BEGIN

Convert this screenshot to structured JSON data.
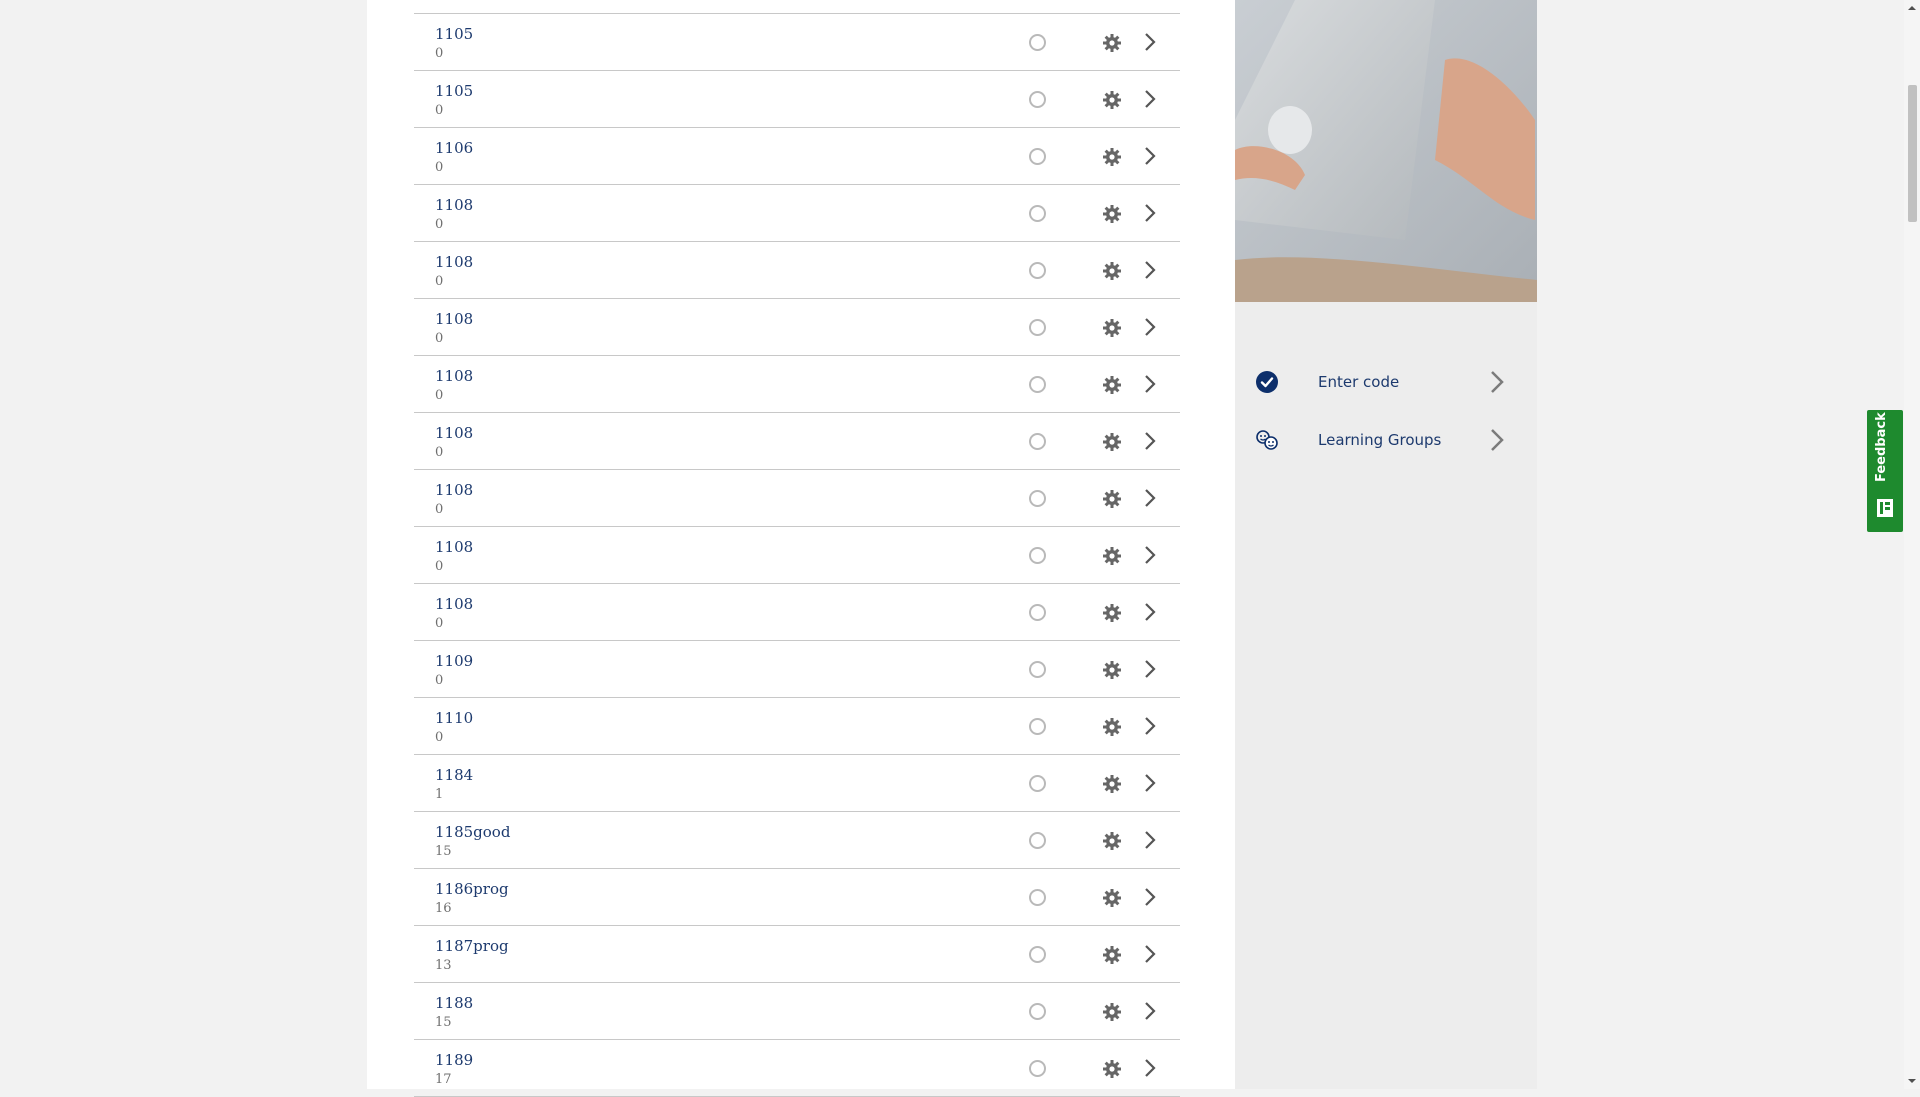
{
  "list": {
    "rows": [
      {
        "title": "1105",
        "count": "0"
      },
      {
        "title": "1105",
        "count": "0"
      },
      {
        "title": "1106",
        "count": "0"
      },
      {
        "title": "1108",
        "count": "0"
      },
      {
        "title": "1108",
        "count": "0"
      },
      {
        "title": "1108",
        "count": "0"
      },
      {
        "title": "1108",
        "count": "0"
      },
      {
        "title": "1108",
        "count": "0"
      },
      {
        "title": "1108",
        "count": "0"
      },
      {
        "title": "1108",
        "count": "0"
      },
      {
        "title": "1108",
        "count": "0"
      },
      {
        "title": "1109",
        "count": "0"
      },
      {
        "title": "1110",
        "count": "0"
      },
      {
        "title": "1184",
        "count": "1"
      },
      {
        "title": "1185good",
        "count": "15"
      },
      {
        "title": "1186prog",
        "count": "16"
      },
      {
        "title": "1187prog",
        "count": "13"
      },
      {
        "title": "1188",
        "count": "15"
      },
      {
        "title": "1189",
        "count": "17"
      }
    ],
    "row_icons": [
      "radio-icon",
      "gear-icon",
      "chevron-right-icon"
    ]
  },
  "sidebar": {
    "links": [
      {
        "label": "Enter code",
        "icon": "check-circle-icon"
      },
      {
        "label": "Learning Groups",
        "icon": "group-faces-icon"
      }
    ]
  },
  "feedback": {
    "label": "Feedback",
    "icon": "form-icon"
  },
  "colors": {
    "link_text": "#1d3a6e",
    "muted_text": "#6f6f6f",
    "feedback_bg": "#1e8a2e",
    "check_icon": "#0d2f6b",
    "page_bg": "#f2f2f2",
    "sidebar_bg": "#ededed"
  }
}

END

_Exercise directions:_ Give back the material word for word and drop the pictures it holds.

_Response to the task:_
Convert this screenshot to structured JSON data.
{
  "list": {
    "rows": [
      {
        "title": "1105",
        "count": "0"
      },
      {
        "title": "1105",
        "count": "0"
      },
      {
        "title": "1106",
        "count": "0"
      },
      {
        "title": "1108",
        "count": "0"
      },
      {
        "title": "1108",
        "count": "0"
      },
      {
        "title": "1108",
        "count": "0"
      },
      {
        "title": "1108",
        "count": "0"
      },
      {
        "title": "1108",
        "count": "0"
      },
      {
        "title": "1108",
        "count": "0"
      },
      {
        "title": "1108",
        "count": "0"
      },
      {
        "title": "1108",
        "count": "0"
      },
      {
        "title": "1109",
        "count": "0"
      },
      {
        "title": "1110",
        "count": "0"
      },
      {
        "title": "1184",
        "count": "1"
      },
      {
        "title": "1185good",
        "count": "15"
      },
      {
        "title": "1186prog",
        "count": "16"
      },
      {
        "title": "1187prog",
        "count": "13"
      },
      {
        "title": "1188",
        "count": "15"
      },
      {
        "title": "1189",
        "count": "17"
      }
    ],
    "row_icons": [
      "radio-icon",
      "gear-icon",
      "chevron-right-icon"
    ]
  },
  "sidebar": {
    "links": [
      {
        "label": "Enter code",
        "icon": "check-circle-icon"
      },
      {
        "label": "Learning Groups",
        "icon": "group-faces-icon"
      }
    ]
  },
  "feedback": {
    "label": "Feedback",
    "icon": "form-icon"
  },
  "colors": {
    "link_text": "#1d3a6e",
    "muted_text": "#6f6f6f",
    "feedback_bg": "#1e8a2e",
    "check_icon": "#0d2f6b",
    "page_bg": "#f2f2f2",
    "sidebar_bg": "#ededed"
  }
}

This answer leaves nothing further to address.